> **EXERCISE DETAILS**:
Please filter the entries for the word "with" and copy every line that has it.

■ ■ ■ ■ ■

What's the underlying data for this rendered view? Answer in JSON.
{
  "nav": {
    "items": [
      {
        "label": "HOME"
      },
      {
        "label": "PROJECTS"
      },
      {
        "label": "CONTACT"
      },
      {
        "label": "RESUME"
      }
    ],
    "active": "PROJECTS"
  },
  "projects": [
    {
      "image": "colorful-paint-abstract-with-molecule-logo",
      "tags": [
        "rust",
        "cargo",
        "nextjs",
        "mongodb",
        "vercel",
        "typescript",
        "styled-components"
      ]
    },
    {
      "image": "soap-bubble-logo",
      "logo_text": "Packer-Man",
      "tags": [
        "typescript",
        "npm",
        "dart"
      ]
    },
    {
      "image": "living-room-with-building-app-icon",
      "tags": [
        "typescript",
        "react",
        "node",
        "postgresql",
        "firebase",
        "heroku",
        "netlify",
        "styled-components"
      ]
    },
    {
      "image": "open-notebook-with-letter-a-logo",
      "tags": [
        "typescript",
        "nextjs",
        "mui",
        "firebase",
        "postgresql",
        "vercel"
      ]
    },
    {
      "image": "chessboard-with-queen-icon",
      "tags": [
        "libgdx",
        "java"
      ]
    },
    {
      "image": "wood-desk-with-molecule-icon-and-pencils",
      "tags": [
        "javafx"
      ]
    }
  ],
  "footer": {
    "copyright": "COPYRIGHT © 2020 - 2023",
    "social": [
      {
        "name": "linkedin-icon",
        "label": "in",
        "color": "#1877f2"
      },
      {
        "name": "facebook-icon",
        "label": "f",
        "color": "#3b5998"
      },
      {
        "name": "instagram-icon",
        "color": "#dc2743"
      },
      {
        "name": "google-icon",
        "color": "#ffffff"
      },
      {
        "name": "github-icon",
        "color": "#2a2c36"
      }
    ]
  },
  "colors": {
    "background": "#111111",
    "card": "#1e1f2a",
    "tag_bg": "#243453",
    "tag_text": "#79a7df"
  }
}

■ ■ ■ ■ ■

> **RESPONSE AREA**:
      "image": "colorful-paint-abstract-with-molecule-logo",
      "image": "living-room-with-building-app-icon",
      "image": "open-notebook-with-letter-a-logo",
      "image": "chessboard-with-queen-icon",
      "image": "wood-desk-with-molecule-icon-and-pencils",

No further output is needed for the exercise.